Brown lentils, the most common type, can be found in most grocery stores. They are mild in flavor, often described as earthy and can be used in a variety of recipes. Brown lentils soften when cooked but still hold their shape. They can become mushy if they are cooked too long. Use them for soup recipes.
Puy or French Green Lentils
French green or Puy lentils are also common. They were originally grown in the Le Puy region of France, hence their name. Puy lentils are often considered the most flavorful variety because they have a peppery taste. They take a bit longer to cook, but Puy lentils tend to stay firm. Use them in dishes that need a little crunch, such as salads.
These resemble caviar. They are a beautiful black, and also stay firm while cooking.
Red lentils are commonly used in Indian and Middle Eastern dishes. They are actually brown massor lentils with the hulls removed. Red lentils have a mild, sweet flavor. When cooked, they turn a golden color. Red lentils do not hold their shape very well and tend to become mushy. Use them for purees or as a thickener for a recipe.

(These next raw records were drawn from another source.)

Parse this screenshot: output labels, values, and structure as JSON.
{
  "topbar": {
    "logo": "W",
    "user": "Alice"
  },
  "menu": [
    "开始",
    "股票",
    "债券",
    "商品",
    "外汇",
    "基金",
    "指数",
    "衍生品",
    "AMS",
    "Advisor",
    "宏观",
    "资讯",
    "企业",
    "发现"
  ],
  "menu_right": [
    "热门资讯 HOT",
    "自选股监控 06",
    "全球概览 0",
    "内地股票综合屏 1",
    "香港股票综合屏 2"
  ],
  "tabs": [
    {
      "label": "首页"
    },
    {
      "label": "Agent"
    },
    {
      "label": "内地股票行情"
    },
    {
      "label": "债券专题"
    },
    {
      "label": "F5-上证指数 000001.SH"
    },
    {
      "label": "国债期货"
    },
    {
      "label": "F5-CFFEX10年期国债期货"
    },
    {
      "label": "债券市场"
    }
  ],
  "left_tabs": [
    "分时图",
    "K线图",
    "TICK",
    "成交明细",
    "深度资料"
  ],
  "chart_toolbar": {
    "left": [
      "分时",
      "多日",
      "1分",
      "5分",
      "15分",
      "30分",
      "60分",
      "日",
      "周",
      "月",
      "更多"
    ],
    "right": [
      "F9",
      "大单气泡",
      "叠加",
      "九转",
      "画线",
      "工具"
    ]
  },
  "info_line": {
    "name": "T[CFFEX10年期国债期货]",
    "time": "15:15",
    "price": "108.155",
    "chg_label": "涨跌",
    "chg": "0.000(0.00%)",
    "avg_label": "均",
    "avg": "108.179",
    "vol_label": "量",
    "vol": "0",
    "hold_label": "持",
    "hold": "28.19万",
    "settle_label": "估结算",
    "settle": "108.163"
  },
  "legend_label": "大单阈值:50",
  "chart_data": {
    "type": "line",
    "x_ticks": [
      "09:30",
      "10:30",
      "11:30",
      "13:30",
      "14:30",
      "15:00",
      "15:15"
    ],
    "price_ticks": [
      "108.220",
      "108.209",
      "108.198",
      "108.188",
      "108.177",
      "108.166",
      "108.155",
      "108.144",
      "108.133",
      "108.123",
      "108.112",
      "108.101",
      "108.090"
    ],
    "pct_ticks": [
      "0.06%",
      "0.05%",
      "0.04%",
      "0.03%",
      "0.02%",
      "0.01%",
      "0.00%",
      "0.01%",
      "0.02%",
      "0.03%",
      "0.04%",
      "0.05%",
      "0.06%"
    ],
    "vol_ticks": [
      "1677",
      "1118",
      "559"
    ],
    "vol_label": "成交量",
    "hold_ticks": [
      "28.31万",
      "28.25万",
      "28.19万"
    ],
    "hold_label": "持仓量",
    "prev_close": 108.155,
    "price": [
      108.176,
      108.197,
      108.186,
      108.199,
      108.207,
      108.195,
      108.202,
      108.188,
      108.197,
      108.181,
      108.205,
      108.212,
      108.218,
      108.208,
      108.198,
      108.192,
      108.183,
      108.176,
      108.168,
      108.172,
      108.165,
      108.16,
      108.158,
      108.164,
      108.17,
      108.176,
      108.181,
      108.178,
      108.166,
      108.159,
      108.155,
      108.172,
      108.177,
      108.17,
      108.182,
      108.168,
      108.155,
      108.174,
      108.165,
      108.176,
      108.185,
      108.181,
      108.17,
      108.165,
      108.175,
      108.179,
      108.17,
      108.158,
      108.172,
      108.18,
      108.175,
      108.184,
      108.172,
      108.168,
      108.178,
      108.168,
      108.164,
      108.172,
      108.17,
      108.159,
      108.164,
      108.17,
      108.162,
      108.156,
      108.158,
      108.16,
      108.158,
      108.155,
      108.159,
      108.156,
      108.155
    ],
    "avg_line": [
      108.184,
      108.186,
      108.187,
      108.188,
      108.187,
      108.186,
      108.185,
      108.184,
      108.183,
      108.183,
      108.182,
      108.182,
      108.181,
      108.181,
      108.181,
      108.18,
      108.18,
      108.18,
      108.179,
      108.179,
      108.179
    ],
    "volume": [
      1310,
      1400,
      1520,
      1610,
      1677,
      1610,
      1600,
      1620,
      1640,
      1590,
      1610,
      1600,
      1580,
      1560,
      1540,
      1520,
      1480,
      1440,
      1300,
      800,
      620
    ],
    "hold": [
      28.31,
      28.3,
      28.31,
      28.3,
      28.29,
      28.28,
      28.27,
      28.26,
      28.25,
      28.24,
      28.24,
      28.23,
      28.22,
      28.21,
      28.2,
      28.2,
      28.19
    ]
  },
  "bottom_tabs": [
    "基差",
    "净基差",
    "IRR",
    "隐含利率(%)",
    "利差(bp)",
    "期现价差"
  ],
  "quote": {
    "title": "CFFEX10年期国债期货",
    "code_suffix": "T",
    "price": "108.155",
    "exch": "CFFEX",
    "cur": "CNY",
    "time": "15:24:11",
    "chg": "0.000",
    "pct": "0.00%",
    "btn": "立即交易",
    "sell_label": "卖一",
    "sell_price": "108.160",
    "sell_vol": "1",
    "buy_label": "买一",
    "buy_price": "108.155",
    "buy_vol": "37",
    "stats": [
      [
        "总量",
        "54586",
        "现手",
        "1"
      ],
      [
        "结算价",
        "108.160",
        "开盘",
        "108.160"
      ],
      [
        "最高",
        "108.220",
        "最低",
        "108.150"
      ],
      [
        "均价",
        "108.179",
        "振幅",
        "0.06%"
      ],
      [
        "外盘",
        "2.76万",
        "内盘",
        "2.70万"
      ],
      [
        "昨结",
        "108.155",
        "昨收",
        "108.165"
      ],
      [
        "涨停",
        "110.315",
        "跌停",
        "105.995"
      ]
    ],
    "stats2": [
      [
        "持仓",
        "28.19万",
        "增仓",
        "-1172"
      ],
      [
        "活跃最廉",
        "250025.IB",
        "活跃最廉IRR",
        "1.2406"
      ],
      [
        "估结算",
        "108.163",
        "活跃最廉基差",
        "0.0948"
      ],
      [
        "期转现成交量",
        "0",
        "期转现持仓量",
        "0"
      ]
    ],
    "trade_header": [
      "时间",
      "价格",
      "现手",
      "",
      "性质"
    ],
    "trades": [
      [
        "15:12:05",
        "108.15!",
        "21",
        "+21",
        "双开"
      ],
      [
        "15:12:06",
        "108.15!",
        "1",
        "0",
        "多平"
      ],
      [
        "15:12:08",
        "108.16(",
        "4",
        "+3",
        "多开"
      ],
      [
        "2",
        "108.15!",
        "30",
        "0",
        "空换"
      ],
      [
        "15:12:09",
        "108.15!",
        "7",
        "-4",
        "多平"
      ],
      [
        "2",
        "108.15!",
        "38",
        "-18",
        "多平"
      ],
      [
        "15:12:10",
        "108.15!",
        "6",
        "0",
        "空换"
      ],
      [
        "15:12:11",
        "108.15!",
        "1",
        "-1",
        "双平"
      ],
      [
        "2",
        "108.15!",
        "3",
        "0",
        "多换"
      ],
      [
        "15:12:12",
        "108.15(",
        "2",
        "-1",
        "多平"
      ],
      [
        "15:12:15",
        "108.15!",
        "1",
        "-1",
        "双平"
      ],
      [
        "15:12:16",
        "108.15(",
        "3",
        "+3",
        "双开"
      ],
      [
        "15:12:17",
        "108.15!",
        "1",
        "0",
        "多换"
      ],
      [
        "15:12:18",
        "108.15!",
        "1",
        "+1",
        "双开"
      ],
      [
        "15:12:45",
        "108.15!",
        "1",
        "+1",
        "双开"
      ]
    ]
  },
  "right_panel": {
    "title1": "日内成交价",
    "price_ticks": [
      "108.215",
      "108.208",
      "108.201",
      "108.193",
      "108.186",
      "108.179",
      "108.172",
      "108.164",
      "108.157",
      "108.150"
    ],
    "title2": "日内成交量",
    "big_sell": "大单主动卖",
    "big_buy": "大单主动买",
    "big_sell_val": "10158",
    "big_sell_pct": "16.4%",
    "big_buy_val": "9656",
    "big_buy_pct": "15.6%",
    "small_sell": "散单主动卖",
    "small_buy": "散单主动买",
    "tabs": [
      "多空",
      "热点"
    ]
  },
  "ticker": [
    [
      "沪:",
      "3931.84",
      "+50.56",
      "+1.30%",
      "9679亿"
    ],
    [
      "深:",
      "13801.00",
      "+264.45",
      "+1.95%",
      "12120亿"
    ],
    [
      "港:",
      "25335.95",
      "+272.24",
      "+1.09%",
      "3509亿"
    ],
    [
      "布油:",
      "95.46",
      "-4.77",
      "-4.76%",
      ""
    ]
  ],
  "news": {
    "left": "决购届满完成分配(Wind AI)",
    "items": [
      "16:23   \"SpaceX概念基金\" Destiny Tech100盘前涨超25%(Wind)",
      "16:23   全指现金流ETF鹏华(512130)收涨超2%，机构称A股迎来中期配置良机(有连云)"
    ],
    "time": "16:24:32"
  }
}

Today’s Lentil Soup calls for French, Green Lentils, but I have made it with brown ones. And I suppose you could use Red Lentils, if you wanted a creamier texture.
You can throw this together in minutes and then simmer in your crock pot or on the stove top for the afternoon.
This recipe is adapted from the original, from Gourmet Magazine
French Lentil Soup with Sausage
3 Tbsp. olive oil
1 medium onion, finely chopped
2 medium carrots (or equivalent baby carrots), chopped
2 celery ribs, chopped
1 1/4 cups lentils (preferably French green), rinsed and checked for tiny rocks (rare but it does happen)
8 cups water
½ tsp. salt
¼ tsp. ground pepper
One package smoked sausage, like Polska Kielbasa (I use turkey), sliced
1 Tbsp. balsamic vinegar, or to taste
Heat 1 Tbsp. olive oil in large stock pot over medium high heat. Brown sliced sausage, then remove from pan.
Heat 2 Tbsp. in same pot (don’t wash off the brown bits). Cook onion, carrots and celery for about 5-6 minutes.
Add lentils, water, salt and pepper. You can add the browned sausage at this time or wait until serving time. I have tested with both types of sausage. The full fat, regular kielbasa will stand up to hours on the stovetop. If using turkey kielbasa, add it, browned, only at the last minute. Turkey kielbasa has little fat and will dry out if added to the soup at the beginning.
Bring to a boil and immediately reduce to a simmer. Reduce heat to moderate and cook, covered, until lentils are tender, about ½ to 1 hour. If you cook all day, your lentils will stay tender but green ones won’t fall apart. Your carrots and celery will get softer, though.
When you’re ready to eat, taste your soup. It will probably need more salt and pepper. Maybe not, since full fat kielbasa will add a lot of saltiness.
Add in 1 Tbsp. balsamic vinegar (or to taste), stir and ladle into bowls.